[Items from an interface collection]
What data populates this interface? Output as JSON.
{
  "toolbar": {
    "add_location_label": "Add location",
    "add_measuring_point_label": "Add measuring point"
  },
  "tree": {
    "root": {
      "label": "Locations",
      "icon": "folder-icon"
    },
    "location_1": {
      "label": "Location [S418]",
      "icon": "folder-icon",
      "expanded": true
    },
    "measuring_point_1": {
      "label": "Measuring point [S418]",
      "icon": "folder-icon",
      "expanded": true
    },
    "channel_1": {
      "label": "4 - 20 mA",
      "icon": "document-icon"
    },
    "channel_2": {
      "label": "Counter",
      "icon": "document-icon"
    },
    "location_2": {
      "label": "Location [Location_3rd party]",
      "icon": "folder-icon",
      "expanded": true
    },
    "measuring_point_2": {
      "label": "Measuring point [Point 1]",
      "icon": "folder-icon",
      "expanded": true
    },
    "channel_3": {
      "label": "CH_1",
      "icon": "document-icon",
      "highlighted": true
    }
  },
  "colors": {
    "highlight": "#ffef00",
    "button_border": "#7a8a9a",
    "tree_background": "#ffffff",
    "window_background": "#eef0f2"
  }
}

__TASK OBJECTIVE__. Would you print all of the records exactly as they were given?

__ANSWER FOR THIS EXERCISE__.
What data populates this interface? Output as JSON.
{
  "toolbar": {
    "add_location_label": "Add location",
    "add_measuring_point_label": "Add measuring point"
  },
  "tree": {
    "root": {
      "label": "Locations",
      "icon": "folder-icon"
    },
    "location_1": {
      "label": "Location [S418]",
      "icon": "folder-icon",
      "expanded": true
    },
    "measuring_point_1": {
      "label": "Measuring point [S418]",
      "icon": "folder-icon",
      "expanded": true
    },
    "channel_1": {
      "label": "4 - 20 mA",
      "icon": "document-icon"
    },
    "channel_2": {
      "label": "Counter",
      "icon": "document-icon"
    },
    "location_2": {
      "label": "Location [Location_3rd party]",
      "icon": "folder-icon",
      "expanded": true
    },
    "measuring_point_2": {
      "label": "Measuring point [Point 1]",
      "icon": "folder-icon",
      "expanded": true
    },
    "channel_3": {
      "label": "CH_1",
      "icon": "document-icon",
      "highlighted": true
    }
  },
  "colors": {
    "highlight": "#ffef00",
    "button_border": "#7a8a9a",
    "tree_background": "#ffffff",
    "window_background": "#eef0f2"
  }
}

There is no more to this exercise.